Nature activities in Langkawi
We take a delve into nature activities in Langkawi
A glittering jewel for only the luckiest of travellers, lying in the Andaman Sea is Langkawi, one of Malaysia’s most prized possessions. Tourists are generally attracted by its laid-back island atmosphere, dream-like white beaches and perhaps most significantly, its rare duty-free status! A natural haven of tranquility and marvel, it is undoubtedly the nature of Langkawi that makes it such a memorable destination.
Author: Corrine Wolstenholme
Langkawi, known as the jewel of Kedah, is a district and archipelago of more than 100 islands 30 km off the mainland coast of northwest Malaysia. Pulau Langkawi (Langkawi Island), popular with foreign and local tourists, is the largest of all the islands. The idyllic tropical beach at Pantai Cenang offers many water sports and there is great opportunity for hiking in order to see panoramic views or to visit the Geoforest Park.
Little known about Langkawi is that its coastlines are home to plenty of microorganisms that can be discovered on muck dives despite the reduced visibility that inevitably comes with muck diving. If you dive with Langkawi Scuba, you get a 2:1 ratio of students to instructor. Due to the shallow dive sights, the dives can be an hour long, which gives you ample time to search through the vegetation on the sea bed for hidden treasures. Frequently seen organisms include seahorses, razorfish, eels, frog fish, barracuda, and sea urchins. Muck diving offers a unique opportunity to develop skills in challenging conditions. Another way to view the marine environment around Langkawi is to take an island hopping mangrove boat tour. The boat drops people at a number of different islands so you can snorkel, swim or sunbathe to your heart’s content.
The Langkawi Sky Bridge offers views like nowhere else on the island of the coastline and surrounding Thai islands. The 2.2 km SkyCab from Teluk Burau (the Oriental Village) will take you 708 m above sea level to the top station in what is unsurprisingly one of the steepest cable cars in the world. From there, you can either walk or take the SkyGlide to the bridge where you can see the hillside flora, waterfalls and occasional wildlife found among the forest.

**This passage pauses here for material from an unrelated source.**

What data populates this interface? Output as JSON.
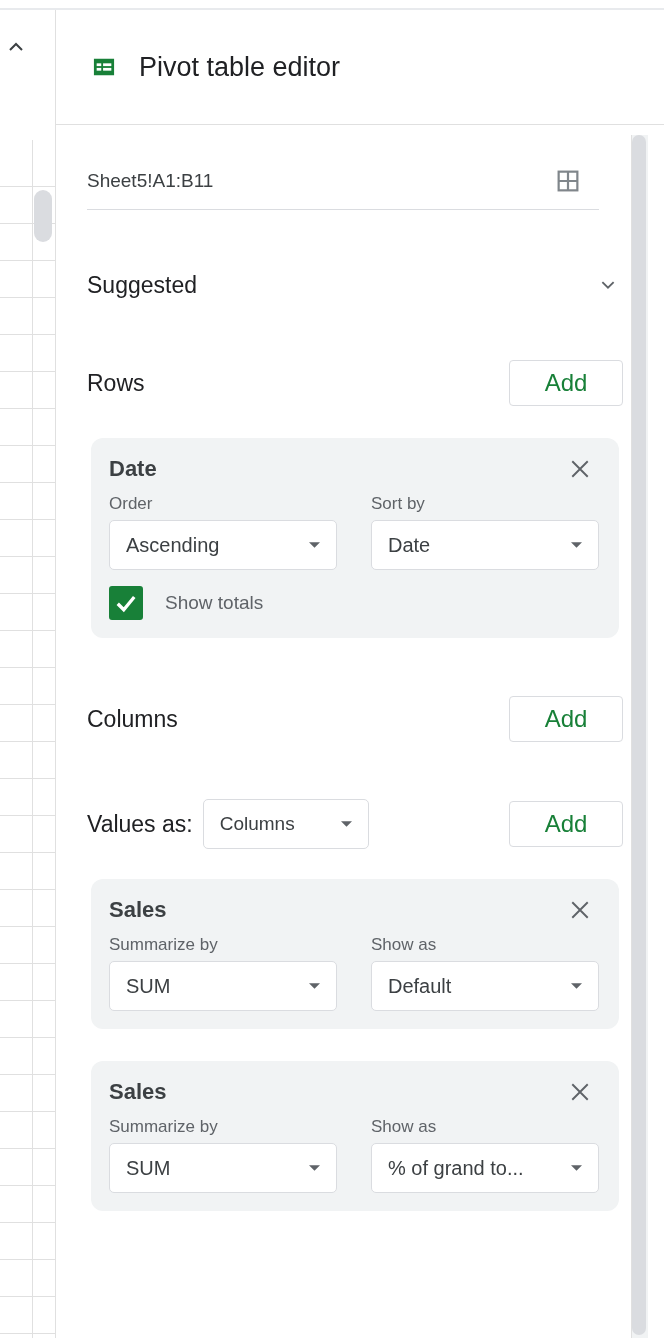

Waterfalls, Mountains and Sea Views
Telaga Tujuh (The Seven Wells) is said to be the best waterfall in Langkawi and offers a nice change to the coastline’s sandy beaches. It is 91 m tall and accessible from the car park at its base. At the summit of the waterfall hide a series of natural freshwater rock pools that can be accessed by a 638-step ascent through the rainforest. The views of the island from up here are intimate and special.
Gunung Machinchang, with an altitude of just over 700 meters, is the second highest mountain on the Island. It is part of the UNESCO World Heritage Geopark and is certainly not a hike for the fainthearted! If you do make the climb, the rewards are plentiful, with potential wildlife sightings en-route, including the white-bellied sea eagle, and 360-degree island views at the summit. The hike begins at the steps to Telaga Tujuh.
Langkawi can be accessed by taking a ferry from either Penang, Kuala Perlis or Kuala Lumpur International Airport. The local ferries are reasonably cheap and frequent enough to suit everyone’s schedules. The best time to visit Langkawi is during the dry season from November to June when skies are reliably blue and seas good enough for snorkelling and scuba diving. Temperatures remain around 30-degrees Celsius for the majority of the dry season. Enjoy!